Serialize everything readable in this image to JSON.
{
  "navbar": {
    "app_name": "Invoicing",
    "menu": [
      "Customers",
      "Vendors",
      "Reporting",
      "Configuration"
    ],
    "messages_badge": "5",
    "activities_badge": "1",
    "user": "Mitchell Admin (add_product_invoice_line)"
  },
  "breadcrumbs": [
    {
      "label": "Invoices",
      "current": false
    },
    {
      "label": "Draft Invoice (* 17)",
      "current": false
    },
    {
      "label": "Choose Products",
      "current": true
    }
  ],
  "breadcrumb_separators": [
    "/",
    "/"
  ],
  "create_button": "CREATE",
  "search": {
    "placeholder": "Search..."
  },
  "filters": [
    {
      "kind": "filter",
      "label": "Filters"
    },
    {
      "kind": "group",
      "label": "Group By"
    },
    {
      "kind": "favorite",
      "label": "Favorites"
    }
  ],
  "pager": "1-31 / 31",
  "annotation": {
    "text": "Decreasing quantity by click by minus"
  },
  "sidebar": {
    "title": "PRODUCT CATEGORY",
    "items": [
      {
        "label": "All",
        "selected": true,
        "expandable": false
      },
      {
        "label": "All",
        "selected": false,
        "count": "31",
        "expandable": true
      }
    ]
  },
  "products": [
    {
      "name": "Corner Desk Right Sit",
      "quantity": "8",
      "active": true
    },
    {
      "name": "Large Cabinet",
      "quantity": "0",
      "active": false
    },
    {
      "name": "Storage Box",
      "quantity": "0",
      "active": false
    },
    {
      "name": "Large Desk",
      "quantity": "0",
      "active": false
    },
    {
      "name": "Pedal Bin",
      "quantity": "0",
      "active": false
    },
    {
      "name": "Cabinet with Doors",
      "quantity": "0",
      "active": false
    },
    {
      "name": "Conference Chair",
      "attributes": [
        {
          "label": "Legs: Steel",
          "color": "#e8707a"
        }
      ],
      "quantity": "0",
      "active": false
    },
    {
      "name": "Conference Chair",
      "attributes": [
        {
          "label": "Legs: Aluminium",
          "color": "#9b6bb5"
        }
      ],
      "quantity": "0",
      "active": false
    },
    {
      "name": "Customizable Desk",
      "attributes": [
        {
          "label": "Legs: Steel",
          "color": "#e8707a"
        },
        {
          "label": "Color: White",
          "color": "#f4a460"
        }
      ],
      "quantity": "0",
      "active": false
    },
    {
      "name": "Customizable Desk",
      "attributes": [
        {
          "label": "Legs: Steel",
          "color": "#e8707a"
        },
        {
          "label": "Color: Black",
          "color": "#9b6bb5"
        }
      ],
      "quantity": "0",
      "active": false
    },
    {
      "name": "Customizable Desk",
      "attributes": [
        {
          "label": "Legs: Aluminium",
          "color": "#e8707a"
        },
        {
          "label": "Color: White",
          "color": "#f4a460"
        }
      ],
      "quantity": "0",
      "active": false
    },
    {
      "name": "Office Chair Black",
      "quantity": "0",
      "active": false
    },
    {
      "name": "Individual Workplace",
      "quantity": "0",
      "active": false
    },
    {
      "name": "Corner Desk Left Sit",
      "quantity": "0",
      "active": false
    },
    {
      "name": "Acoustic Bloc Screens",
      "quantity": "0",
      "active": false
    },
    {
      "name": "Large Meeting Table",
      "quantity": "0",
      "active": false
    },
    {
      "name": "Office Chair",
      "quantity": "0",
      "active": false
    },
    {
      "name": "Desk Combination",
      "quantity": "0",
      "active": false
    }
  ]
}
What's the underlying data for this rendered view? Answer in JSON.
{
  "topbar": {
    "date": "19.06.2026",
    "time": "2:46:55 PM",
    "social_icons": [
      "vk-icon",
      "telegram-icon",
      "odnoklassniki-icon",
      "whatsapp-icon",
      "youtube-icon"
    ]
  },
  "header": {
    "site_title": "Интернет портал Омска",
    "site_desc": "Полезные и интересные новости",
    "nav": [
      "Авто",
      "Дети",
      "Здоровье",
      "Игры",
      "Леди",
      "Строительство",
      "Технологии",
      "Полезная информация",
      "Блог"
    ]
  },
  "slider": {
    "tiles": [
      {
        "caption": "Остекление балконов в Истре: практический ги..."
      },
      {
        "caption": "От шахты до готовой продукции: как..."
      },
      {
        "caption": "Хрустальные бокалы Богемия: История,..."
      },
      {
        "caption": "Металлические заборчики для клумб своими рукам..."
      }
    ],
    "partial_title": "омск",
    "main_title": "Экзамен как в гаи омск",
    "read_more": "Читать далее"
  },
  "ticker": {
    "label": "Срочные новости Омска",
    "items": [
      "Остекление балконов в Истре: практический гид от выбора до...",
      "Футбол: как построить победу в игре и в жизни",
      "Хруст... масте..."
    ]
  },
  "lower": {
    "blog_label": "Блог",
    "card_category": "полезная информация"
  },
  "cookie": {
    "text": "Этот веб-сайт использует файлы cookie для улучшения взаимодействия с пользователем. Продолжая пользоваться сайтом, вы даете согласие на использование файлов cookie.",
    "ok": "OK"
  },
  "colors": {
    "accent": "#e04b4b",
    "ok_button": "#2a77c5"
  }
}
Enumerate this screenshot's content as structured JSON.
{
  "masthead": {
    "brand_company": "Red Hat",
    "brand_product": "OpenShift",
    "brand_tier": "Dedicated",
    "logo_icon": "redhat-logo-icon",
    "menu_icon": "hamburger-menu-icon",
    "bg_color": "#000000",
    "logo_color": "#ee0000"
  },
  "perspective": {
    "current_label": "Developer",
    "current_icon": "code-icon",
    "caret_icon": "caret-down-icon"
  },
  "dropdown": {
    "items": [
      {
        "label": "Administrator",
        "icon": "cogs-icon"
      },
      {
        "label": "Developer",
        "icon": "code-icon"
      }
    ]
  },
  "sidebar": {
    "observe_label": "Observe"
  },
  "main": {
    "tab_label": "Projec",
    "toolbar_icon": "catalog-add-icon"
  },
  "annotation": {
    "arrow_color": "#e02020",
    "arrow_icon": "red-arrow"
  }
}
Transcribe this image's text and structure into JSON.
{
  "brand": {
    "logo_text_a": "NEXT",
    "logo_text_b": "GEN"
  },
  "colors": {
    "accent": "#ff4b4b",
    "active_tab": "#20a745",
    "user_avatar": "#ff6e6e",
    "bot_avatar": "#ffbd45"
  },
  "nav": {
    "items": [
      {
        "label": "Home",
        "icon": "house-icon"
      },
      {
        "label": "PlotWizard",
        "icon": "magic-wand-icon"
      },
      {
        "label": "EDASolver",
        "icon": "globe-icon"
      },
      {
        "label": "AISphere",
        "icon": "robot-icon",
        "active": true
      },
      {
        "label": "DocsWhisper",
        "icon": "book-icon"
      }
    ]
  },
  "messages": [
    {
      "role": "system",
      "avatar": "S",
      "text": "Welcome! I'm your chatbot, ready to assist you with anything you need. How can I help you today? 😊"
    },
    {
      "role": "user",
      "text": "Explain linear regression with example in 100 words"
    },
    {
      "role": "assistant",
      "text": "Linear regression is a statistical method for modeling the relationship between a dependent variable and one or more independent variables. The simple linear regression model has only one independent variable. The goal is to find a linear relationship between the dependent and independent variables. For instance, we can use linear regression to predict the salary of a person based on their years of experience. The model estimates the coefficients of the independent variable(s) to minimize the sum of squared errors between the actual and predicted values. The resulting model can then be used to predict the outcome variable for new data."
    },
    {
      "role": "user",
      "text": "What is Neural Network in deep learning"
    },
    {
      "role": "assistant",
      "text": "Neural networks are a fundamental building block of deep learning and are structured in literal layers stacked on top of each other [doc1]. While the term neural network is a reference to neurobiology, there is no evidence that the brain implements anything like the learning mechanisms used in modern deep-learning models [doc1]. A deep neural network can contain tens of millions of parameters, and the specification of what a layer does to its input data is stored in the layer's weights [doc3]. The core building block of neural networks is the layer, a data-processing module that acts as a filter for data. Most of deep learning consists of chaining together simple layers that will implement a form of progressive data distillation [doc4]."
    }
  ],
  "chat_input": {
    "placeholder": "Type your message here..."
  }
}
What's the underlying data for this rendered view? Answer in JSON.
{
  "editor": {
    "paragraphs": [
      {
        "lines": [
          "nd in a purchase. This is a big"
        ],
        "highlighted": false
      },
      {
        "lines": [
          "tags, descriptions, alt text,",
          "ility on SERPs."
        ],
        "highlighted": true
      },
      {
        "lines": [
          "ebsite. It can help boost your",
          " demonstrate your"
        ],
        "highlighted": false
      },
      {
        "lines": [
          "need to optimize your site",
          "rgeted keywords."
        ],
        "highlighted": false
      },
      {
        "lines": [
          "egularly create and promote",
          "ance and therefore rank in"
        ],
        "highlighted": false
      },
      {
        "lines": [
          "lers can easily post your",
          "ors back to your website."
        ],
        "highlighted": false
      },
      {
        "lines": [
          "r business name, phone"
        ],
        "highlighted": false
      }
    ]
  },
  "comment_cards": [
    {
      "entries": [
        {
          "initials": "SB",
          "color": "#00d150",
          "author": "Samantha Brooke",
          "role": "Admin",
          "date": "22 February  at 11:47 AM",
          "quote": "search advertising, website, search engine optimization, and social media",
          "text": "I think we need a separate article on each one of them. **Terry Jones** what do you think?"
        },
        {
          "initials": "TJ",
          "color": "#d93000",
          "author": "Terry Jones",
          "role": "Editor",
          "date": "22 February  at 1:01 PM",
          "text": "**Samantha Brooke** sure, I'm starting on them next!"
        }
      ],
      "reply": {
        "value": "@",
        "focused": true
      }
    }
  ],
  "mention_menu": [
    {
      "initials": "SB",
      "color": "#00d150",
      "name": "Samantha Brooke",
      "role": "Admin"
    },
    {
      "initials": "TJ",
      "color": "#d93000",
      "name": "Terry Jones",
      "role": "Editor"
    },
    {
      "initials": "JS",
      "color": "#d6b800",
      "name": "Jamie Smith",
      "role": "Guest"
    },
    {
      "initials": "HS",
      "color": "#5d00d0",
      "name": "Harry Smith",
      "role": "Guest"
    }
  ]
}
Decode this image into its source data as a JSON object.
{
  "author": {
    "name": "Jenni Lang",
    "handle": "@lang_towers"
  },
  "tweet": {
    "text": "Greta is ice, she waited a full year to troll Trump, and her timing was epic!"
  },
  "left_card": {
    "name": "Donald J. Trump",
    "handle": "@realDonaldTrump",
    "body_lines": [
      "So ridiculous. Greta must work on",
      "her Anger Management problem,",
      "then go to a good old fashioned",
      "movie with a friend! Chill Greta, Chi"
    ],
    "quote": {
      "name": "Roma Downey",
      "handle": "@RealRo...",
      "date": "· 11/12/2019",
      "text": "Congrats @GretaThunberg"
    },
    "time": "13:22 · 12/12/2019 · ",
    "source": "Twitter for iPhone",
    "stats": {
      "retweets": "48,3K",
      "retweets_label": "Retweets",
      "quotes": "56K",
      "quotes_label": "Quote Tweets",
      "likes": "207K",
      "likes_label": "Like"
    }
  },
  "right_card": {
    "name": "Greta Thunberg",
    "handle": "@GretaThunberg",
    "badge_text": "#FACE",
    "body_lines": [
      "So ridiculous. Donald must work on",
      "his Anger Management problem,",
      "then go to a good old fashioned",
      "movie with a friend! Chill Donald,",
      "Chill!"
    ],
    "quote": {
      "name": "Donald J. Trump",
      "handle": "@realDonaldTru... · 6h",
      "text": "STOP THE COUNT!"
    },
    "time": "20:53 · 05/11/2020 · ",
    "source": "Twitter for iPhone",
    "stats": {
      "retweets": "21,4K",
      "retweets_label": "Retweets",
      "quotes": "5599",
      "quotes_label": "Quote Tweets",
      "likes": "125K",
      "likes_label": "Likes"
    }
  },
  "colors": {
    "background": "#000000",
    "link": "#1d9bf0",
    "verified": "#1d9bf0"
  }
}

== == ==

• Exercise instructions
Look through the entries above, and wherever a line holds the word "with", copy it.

• Answer for the task
      "name": "Cabinet with Doors",
      "text": "Welcome! I'm your chatbot, ready to assist you with anything you need. How can I help you today? 😊"
      "text": "Explain linear regression with example in 100 words"
      "movie with a friend! Chill Greta, Chi"
      "movie with a friend! Chill Donald,",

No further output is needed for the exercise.